There was a time when playing the piano and reading Shakespeare were a typical evening’s entertainment for average families. A special night out might involve watching a traveling Shakespeare performer. It really wouldn’t have mattered if the earliest Shakespearean films were silent, because most of the audience would be familiar with the stories and a good deal of them would know the dialogue. These days, a lot of viewers don’t just need a soundtrack—they could also use Cliff Notes. At least most film lovers can appreciate the spectacle and inventiveness of the early Shakespeare films the BFI has assembled into an hour-long That’s Entertainment-style program, Silent Shakespeare (a.k.a. Play On!: Shakespeare in Silent Film), which premieres today on OVID.tv.

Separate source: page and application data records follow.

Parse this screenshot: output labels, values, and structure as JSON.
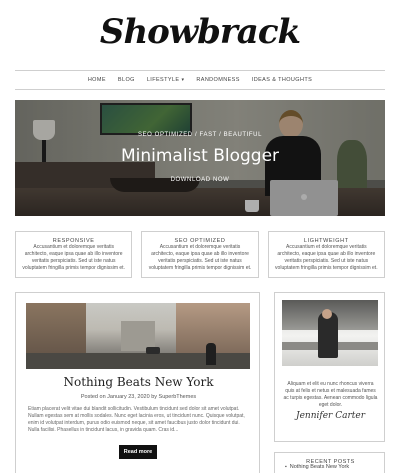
{
  "site": {
    "logo": "Showbrack"
  },
  "nav": {
    "items": [
      {
        "label": "HOME"
      },
      {
        "label": "BLOG"
      },
      {
        "label": "LIFESTYLE"
      },
      {
        "label": "RANDOMNESS"
      },
      {
        "label": "IDEAS & THOUGHTS"
      }
    ],
    "dropdown_icon": "chevron-down-icon"
  },
  "hero": {
    "kicker": "SEO OPTIMIZED / FAST / BEAUTIFUL",
    "title": "Minimalist Blogger",
    "cta": "DOWNLOAD NOW"
  },
  "features": [
    {
      "title": "RESPONSIVE",
      "text": "Accusantium et doloremque veritatis architecto, eaque ipsa quae ab illo inventore veritatis perspiciatis. Sed ut iste natus voluptatem fringilla primis tempor dignissim et."
    },
    {
      "title": "SEO OPTIMIZED",
      "text": "Accusantium et doloremque veritatis architecto, eaque ipsa quae ab illo inventore veritatis perspiciatis. Sed ut iste natus voluptatem fringilla primis tempor dignissim et."
    },
    {
      "title": "LIGHTWEIGHT",
      "text": "Accusantium et doloremque veritatis architecto, eaque ipsa quae ab illo inventore veritatis perspiciatis. Sed ut iste natus voluptatem fringilla primis tempor dignissim et."
    }
  ],
  "post": {
    "title": "Nothing Beats New York",
    "meta": "Posted on January 23, 2020 by SuperbThemes",
    "excerpt": "Etiam placerat velit vitae dui blandit sollicitudin. Vestibulum tincidunt sed dolor sit amet volutpat. Nullam egestas sem at mollis sodales. Nunc eget lacinia eros, ut tincidunt nunc. Quisque volutpat, enim id volutpat interdum, purus odio euismod neque, sit amet faucibus justo dolor tincidunt dui. Nulla facilisi. Phasellus in tincidunt lacus, in gravida quam. Cras id...",
    "more_label": "Read more"
  },
  "about": {
    "text": "Aliquam et elit eu nunc rhoncus viverra quis at felis et netus et malesuada fames ac turpis egestas. Aenean commodo ligula eget dolor.",
    "signature": "Jennifer Carter"
  },
  "recent": {
    "title": "RECENT POSTS",
    "items": [
      {
        "label": "Nothing Beats New York"
      }
    ]
  }
}
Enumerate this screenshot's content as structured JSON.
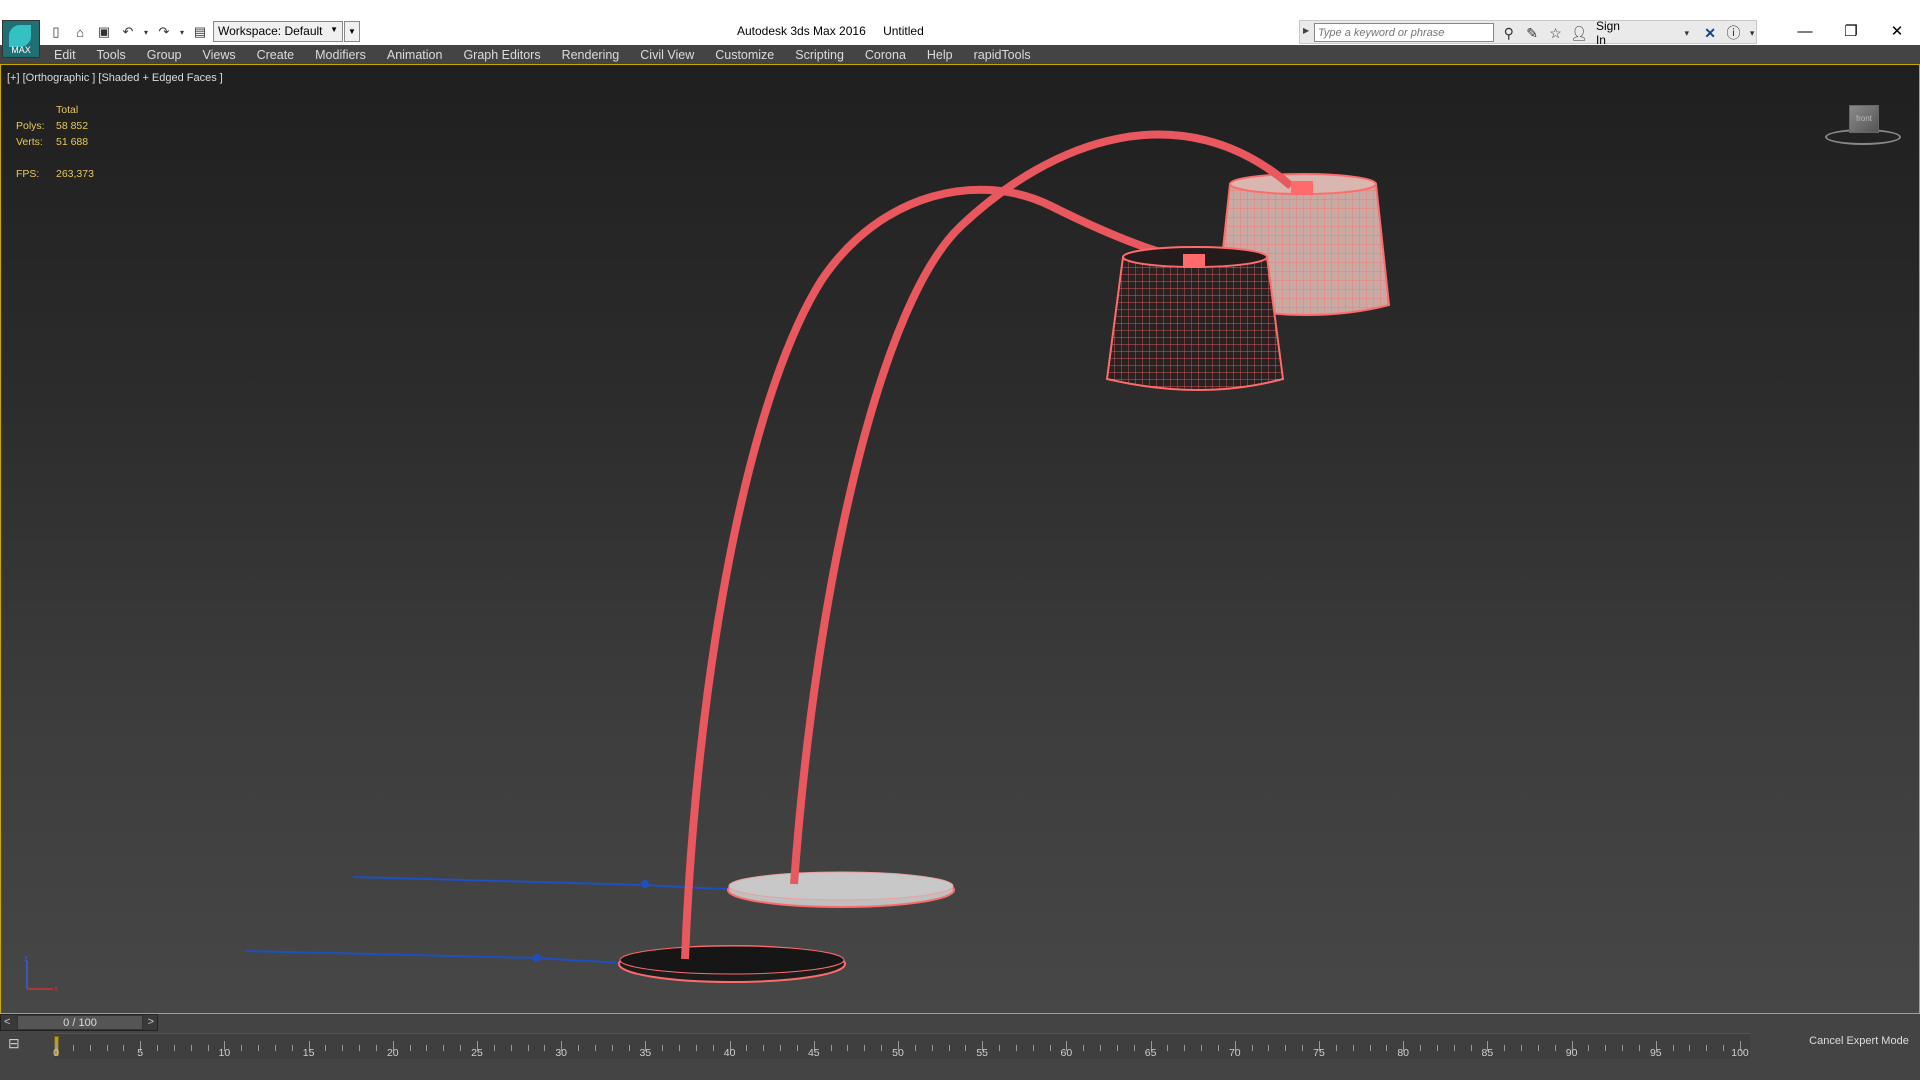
{
  "titlebar": {
    "app_name": "Autodesk 3ds Max 2016",
    "doc_name": "Untitled",
    "logo_text": "MAX",
    "workspace_label": "Workspace: Default",
    "search_placeholder": "Type a keyword or phrase",
    "sign_in": "Sign In"
  },
  "menu": [
    "Edit",
    "Tools",
    "Group",
    "Views",
    "Create",
    "Modifiers",
    "Animation",
    "Graph Editors",
    "Rendering",
    "Civil View",
    "Customize",
    "Scripting",
    "Corona",
    "Help",
    "rapidTools"
  ],
  "viewport": {
    "label": "[+] [Orthographic ] [Shaded + Edged Faces ]",
    "stats": {
      "total_label": "Total",
      "polys_label": "Polys:",
      "polys_value": "58 852",
      "verts_label": "Verts:",
      "verts_value": "51 688",
      "fps_label": "FPS:",
      "fps_value": "263,373"
    },
    "viewcube_label": "front"
  },
  "timeline": {
    "frame_display": "0 / 100",
    "prev": "<",
    "next": ">",
    "ruler_labels": [
      "0",
      "5",
      "10",
      "15",
      "20",
      "25",
      "30",
      "35",
      "40",
      "45",
      "50",
      "55",
      "60",
      "65",
      "70",
      "75",
      "80",
      "85",
      "90",
      "95",
      "100"
    ],
    "current_frame": 0,
    "cancel_expert": "Cancel Expert Mode"
  },
  "colors": {
    "selection": "#ff6b6b",
    "spline": "#1f4fbf",
    "viewport_border": "#c8a800",
    "stats_text": "#e8c860"
  }
}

It seems weird the very first Shakespeare film was King John from 1899. Yet, even though it is not a contemporary favorite, it was one of the Bard’s biggest hits in his lifetime. “Gilding the Lily” sort of comes from it, via a lumped together paraphrase. Originally, it ran four minutes and consisted of four scenes, which was certainly economical filmmaking, but only the King’s death scene survives. Of course, it is grainy, but also rather spooky looking.

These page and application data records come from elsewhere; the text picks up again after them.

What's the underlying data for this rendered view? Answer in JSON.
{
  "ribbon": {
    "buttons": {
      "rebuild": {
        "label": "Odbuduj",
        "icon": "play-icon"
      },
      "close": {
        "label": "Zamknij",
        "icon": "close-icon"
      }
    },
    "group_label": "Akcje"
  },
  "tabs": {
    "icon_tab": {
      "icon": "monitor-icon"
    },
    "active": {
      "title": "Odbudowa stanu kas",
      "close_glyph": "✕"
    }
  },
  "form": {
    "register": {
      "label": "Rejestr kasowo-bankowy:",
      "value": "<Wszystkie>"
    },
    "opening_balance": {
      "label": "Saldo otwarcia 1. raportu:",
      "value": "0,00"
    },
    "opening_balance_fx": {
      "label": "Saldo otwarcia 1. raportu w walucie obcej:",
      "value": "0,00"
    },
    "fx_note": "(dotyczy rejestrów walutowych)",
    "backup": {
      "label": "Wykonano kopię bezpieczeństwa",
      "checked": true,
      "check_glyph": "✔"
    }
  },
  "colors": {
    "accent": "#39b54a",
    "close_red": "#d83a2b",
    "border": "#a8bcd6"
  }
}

In addition, curator Bryony Davis scoured the BFI vaults for probably a dozen or so distinctive-looking Shakespeare silent films that editor Becci Jones stitched together for dramatic effect. Several are still quite striking looking. In fact, the Othello from 1922 looks stylistically and aesthetically similar to Orson Welles’ 1951 Othello. The visual trickery 1908’s The Tempest and 1909’s A Midsummer Night’s Dream are still amusingly mischievous. There is even the star-power of Sir John Gielgud appearing as the young Montague in the surreal one-minute Living Paintings (Romeo and Juliet).

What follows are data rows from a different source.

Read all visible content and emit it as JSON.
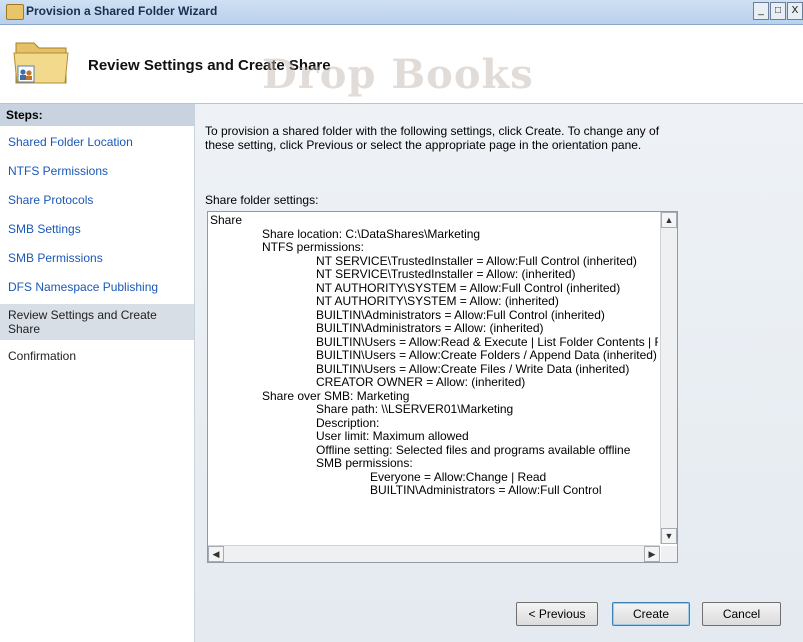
{
  "window": {
    "title": "Provision a Shared Folder Wizard",
    "buttons": [
      "_",
      "□",
      "X"
    ]
  },
  "header": {
    "title": "Review Settings and Create Share",
    "icon": "shared-folder-icon",
    "watermark": "Drop Books"
  },
  "steps": {
    "heading": "Steps:",
    "items": [
      {
        "label": "Shared Folder Location",
        "state": "done"
      },
      {
        "label": "NTFS Permissions",
        "state": "done"
      },
      {
        "label": "Share Protocols",
        "state": "done"
      },
      {
        "label": "SMB Settings",
        "state": "done"
      },
      {
        "label": "SMB Permissions",
        "state": "done"
      },
      {
        "label": "DFS Namespace Publishing",
        "state": "done"
      },
      {
        "label": "Review Settings and Create Share",
        "state": "current"
      },
      {
        "label": "Confirmation",
        "state": "pending"
      }
    ]
  },
  "main": {
    "intro": "To provision a shared folder with the following settings, click Create. To change any of these setting, click Previous or select the appropriate page in the orientation pane.",
    "settings_label": "Share folder settings:",
    "settings_lines": [
      {
        "indent": 0,
        "text": "Share"
      },
      {
        "indent": 1,
        "text": "Share location: C:\\DataShares\\Marketing"
      },
      {
        "indent": 1,
        "text": "NTFS permissions:"
      },
      {
        "indent": 2,
        "text": "NT SERVICE\\TrustedInstaller = Allow:Full Control (inherited)"
      },
      {
        "indent": 2,
        "text": "NT SERVICE\\TrustedInstaller = Allow: (inherited)"
      },
      {
        "indent": 2,
        "text": "NT AUTHORITY\\SYSTEM = Allow:Full Control (inherited)"
      },
      {
        "indent": 2,
        "text": "NT AUTHORITY\\SYSTEM = Allow: (inherited)"
      },
      {
        "indent": 2,
        "text": "BUILTIN\\Administrators = Allow:Full Control (inherited)"
      },
      {
        "indent": 2,
        "text": "BUILTIN\\Administrators = Allow: (inherited)"
      },
      {
        "indent": 2,
        "text": "BUILTIN\\Users = Allow:Read & Execute | List Folder Contents | F"
      },
      {
        "indent": 2,
        "text": "BUILTIN\\Users = Allow:Create Folders / Append Data (inherited)"
      },
      {
        "indent": 2,
        "text": "BUILTIN\\Users = Allow:Create Files / Write Data (inherited)"
      },
      {
        "indent": 2,
        "text": "CREATOR OWNER = Allow: (inherited)"
      },
      {
        "indent": 1,
        "text": "Share over SMB: Marketing"
      },
      {
        "indent": 2,
        "text": "Share path: \\\\LSERVER01\\Marketing"
      },
      {
        "indent": 2,
        "text": "Description:"
      },
      {
        "indent": 2,
        "text": "User limit: Maximum allowed"
      },
      {
        "indent": 2,
        "text": "Offline setting: Selected files and programs available offline"
      },
      {
        "indent": 2,
        "text": "SMB permissions:"
      },
      {
        "indent": 3,
        "text": "Everyone = Allow:Change | Read"
      },
      {
        "indent": 3,
        "text": "BUILTIN\\Administrators = Allow:Full Control"
      }
    ]
  },
  "footer": {
    "previous": "< Previous",
    "create": "Create",
    "cancel": "Cancel"
  }
}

Yet, the most intriguing clips hands-down come from Svend Gade & Heinz Schall’s Hamlet of 1920 (a.k.a. Hamlet: The Drama of Vengeance). Following in the tradition of Sarah Bernhardt, this Hamlet is played by Danish thesp Asta Nielsen as a woman secretly passing for a man, which really was a very Shakespearean twist.